National Math Day or Math Day is celebrated every year on December 22, honoring the legendary mathematician Srinivasa Ramanujan Aiyangar on his birthday. Former Prime Minister Manmohan Singh had taken office on this date in 2012, after which it is observed as Math Day every year.

Srinivasa Ramanujan was born on December 22, 1887 in Erode of Tamil Nadu. He had developed a talent for mathematics from a very young age, mastered trigonometry at the age of 12, and was eligible for a scholarship at Government Arts College in Kumbakonam. He had enrolled at Pachaiyappa College in Madras at the age of 14.

Ramanujan worked at the Madras Port Trust in 1912, where some of his co-workers recognized his mathematical prowess, one of whom referred him to Professor GH Hardy of Trinity College, Cambridge University. He met Hardy in 1913, a year after which he went to Trinity College, where he perfected his craft under the tutelage of English.

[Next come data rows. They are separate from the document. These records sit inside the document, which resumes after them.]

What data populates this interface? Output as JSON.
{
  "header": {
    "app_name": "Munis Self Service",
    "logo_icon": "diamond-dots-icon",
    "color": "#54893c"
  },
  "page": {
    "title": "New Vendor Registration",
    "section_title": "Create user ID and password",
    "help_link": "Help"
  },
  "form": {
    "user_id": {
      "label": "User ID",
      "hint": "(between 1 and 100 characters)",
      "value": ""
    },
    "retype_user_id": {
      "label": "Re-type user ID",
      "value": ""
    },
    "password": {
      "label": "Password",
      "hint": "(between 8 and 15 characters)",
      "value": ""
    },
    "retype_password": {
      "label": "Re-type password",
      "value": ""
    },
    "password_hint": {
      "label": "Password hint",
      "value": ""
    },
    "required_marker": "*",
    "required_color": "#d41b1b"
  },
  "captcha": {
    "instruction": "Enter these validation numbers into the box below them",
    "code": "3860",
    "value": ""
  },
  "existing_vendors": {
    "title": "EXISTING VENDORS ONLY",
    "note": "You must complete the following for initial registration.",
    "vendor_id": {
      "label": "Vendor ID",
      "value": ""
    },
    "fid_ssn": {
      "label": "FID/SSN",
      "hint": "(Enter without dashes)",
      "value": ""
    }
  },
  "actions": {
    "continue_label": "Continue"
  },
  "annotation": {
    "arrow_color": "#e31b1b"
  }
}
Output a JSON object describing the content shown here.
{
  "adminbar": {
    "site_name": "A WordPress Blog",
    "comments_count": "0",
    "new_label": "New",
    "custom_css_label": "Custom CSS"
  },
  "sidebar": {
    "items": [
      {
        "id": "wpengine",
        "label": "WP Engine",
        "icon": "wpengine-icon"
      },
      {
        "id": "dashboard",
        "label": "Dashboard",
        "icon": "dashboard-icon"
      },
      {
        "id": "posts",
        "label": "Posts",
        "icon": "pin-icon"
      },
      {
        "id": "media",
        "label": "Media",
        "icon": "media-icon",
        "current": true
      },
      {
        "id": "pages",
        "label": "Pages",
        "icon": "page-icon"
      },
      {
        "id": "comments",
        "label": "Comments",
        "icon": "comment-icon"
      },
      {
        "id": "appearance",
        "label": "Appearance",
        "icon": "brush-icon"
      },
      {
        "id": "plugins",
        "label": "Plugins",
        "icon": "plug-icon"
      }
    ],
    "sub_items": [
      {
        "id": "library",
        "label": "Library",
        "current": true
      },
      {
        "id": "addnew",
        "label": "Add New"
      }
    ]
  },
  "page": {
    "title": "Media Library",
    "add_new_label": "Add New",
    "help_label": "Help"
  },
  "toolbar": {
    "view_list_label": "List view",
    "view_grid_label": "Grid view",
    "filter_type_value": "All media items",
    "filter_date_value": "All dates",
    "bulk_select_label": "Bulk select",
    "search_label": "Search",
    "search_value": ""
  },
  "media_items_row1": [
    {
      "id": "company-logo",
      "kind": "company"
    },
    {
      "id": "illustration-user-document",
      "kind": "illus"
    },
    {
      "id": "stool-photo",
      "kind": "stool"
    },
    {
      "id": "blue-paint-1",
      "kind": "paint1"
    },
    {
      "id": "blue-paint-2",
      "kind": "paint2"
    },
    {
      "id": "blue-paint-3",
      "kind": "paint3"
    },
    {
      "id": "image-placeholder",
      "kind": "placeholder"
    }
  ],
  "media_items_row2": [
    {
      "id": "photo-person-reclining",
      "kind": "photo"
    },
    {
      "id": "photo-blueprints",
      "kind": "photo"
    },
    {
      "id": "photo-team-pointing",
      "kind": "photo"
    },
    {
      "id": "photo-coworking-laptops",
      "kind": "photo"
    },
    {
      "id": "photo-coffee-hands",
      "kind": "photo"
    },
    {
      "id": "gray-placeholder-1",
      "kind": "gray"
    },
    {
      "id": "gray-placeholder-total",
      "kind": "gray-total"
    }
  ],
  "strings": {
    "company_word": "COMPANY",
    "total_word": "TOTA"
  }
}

He received his degree from Cambridge in 1916 and published several brilliant articles on his subject with Hardy’s help, and the two even collaborated on various joint projects and publications. Ramanujan was elected to the London Mathematical Society in 1917 and was elected to the Royal Society for his excellent work on elliptic functions and number theory. He was also the first Indian to be elected to Trinity College.

Despite having no formal training in pure mathematics, Ramanujan made invaluable contributions to various mathematical concepts such as infinite series, continued fractions, number theory, and mathematical analysis. He also made notable contributions such as the hypergeometric series, the Riemann series, elliptic integrals, divergent series theory, and the functional equations of the zeta function.

Ramanujan died at the young age of 32 due to deteriorating health on April 26, 1920. Robert Kanigel wrote a book about him called ‘The Man Who Knew Infinity’ in 2015. His life was also portrayed in a film with the Same name where he was played by British-Indian actor Dev Patel. The film shed light on Ramanujan’s childhood in India, his time in Great Britain during World War I, and his journey to become one of India’s most renowned mathematicians.

Hindustan Times